ArT HisTorY

Tuesday, September 15, 2009

Blind Contour Drawing Exercise

· Here is a fun and worthwhile drawing exercise, a favourite with drawing teachers to develop hand-eye communication. Contour drawing is essentially outline drawing, and blind contour drawing means drawing the outline of the subject without looking at the paper. The end result doesn't matter - what is important is carefully observing the subject.

· I prefer to slightly stretch the meaning of 'contour' to include lines generally, so that from time to time the line will wander across the form and back out again, capturing little details along the way. Make the line continuous, that is, avoid lifting the pencil from the paper, and most importantly, DON'T PEEK! If need be, work with your sketchbook under the table. If drawing on loose paper, you may need to tape it in place.

· Now, just draw your hand! Place the pencil near the bottom of the page, then looking at the edge of the wrist, begin to follow the line, going very slowly and steadily. Try to make your pencil follow every slight curve and bump. When you get to a crease, follow it in then back out to the side and carry on. Don't rush. Concentrate on observing every little detail.

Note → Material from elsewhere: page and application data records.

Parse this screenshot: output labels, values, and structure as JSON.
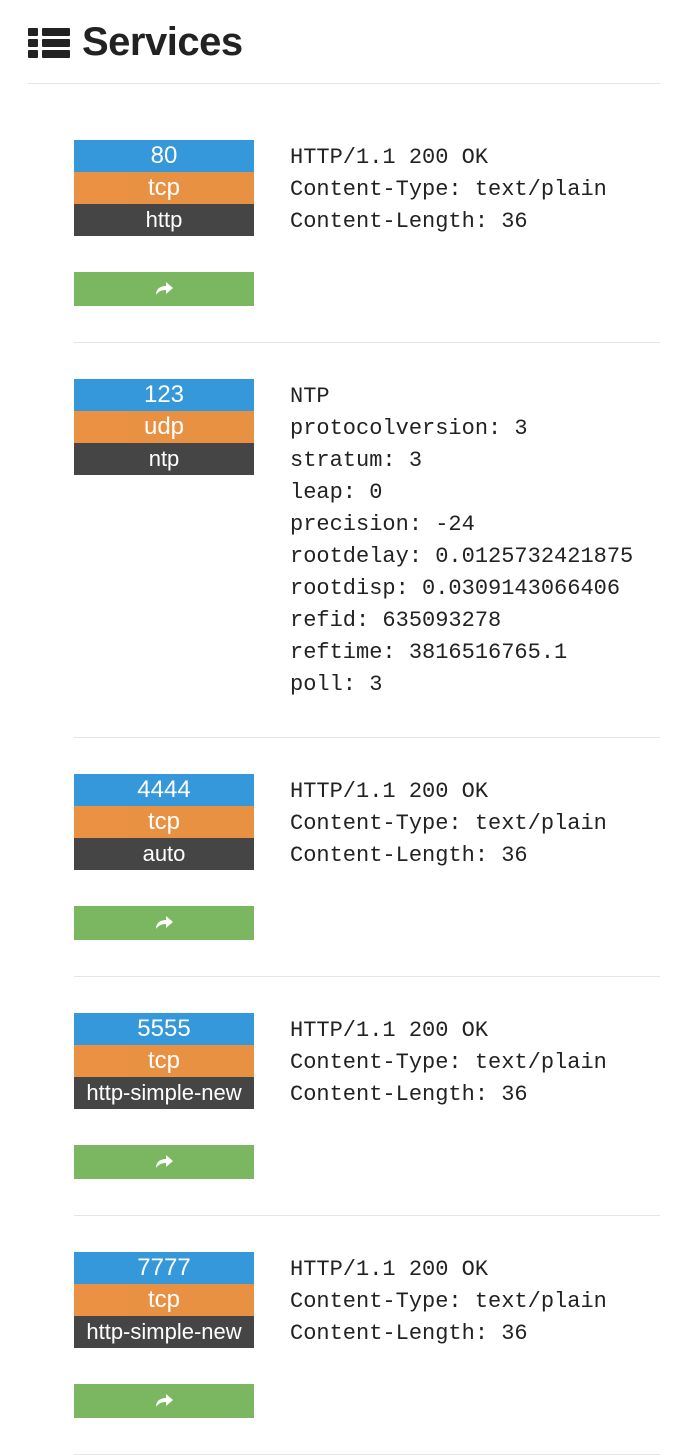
{
  "header": {
    "title": "Services"
  },
  "services": [
    {
      "port": "80",
      "protocol": "tcp",
      "service": "http",
      "has_share": true,
      "detail": "HTTP/1.1 200 OK\nContent-Type: text/plain\nContent-Length: 36"
    },
    {
      "port": "123",
      "protocol": "udp",
      "service": "ntp",
      "has_share": false,
      "detail": "NTP\nprotocolversion: 3\nstratum: 3\nleap: 0\nprecision: -24\nrootdelay: 0.0125732421875\nrootdisp: 0.0309143066406\nrefid: 635093278\nreftime: 3816516765.1\npoll: 3\n"
    },
    {
      "port": "4444",
      "protocol": "tcp",
      "service": "auto",
      "has_share": true,
      "detail": "HTTP/1.1 200 OK\nContent-Type: text/plain\nContent-Length: 36"
    },
    {
      "port": "5555",
      "protocol": "tcp",
      "service": "http-simple-new",
      "has_share": true,
      "detail": "HTTP/1.1 200 OK\nContent-Type: text/plain\nContent-Length: 36"
    },
    {
      "port": "7777",
      "protocol": "tcp",
      "service": "http-simple-new",
      "has_share": true,
      "detail": "HTTP/1.1 200 OK\nContent-Type: text/plain\nContent-Length: 36"
    }
  ]
}
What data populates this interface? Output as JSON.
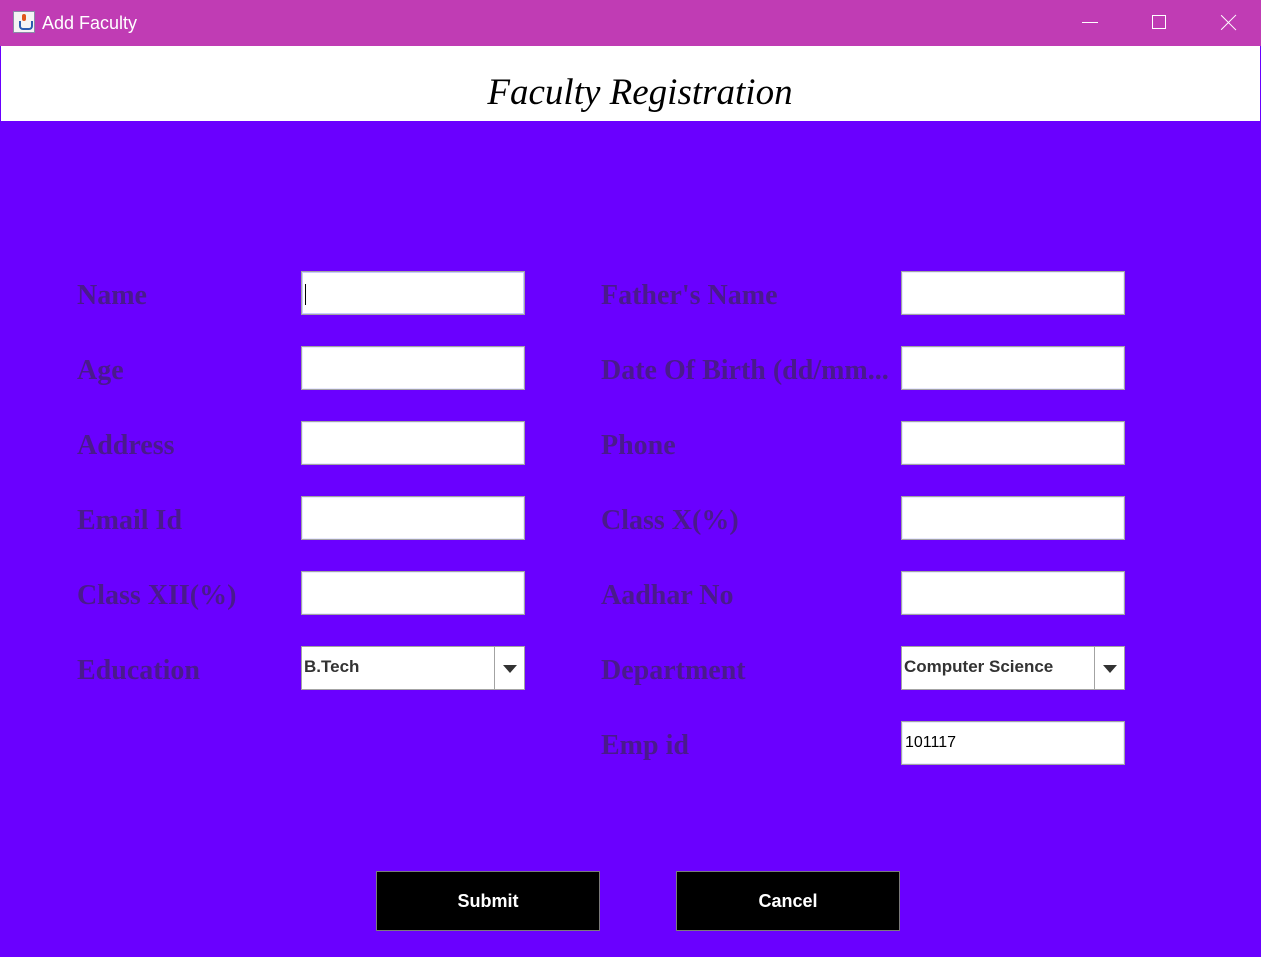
{
  "window": {
    "title": "Add Faculty",
    "icon": "java-cup-icon",
    "controls": {
      "minimize": "minimize-icon",
      "maximize": "maximize-icon",
      "close": "close-icon"
    }
  },
  "header": {
    "title": "Faculty Registration"
  },
  "form": {
    "left": {
      "name_label": "Name",
      "age_label": "Age",
      "address_label": "Address",
      "email_label": "Email Id",
      "class12_label": "Class XII(%)",
      "education_label": "Education",
      "education_value": "B.Tech"
    },
    "right": {
      "father_label": "Father's Name",
      "dob_label": "Date Of Birth (dd/mm...",
      "phone_label": "Phone",
      "class10_label": "Class X(%)",
      "aadhar_label": "Aadhar No",
      "department_label": "Department",
      "department_value": "Computer Science",
      "empid_label": "Emp id",
      "empid_value": "101117"
    }
  },
  "buttons": {
    "submit": "Submit",
    "cancel": "Cancel"
  },
  "colors": {
    "titlebar": "#c03cb4",
    "background": "#6a00ff",
    "label": "#4a1a8c",
    "button": "#000000"
  }
}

· When you've gone all around the hand, stop and look at the end results. Funny? But look how some areas of your drawing are amazingly accurate. Sure, the large areas might be out of proportion to each other, but you will notice that some parts are far better drawn than when you were looking at the paper!

· Blind Contour Drawing Example - Face

· A Blind Contour drawing of a Face

· This blind contour drawing of a face has a fun, relaxed feel but was done a bit too quickly. I should have a lot more detail in the eyes, nose, mouth and hair texture.

· Blind Contour Drawing Example - Rose

· The shapes of organic forms, such as flowers, fruit and leaves, make excellent subjects for blind contour drawing. You tend to be more relaxed about them, too, and focus more clearly on the shape. Familiar, hard-edged manufactured objects tempt us to draw what we 'know' rather than what we see. The unexpected forms of a flower encourage us to look really hard and trust our eyes. This is the whole point of blind contour drawing. Observing, and allowing your hand to follow your eyes. The end result doesn't really matter. I'm rather pleased with this one - the attention to detail is better, but still with a nice line quality.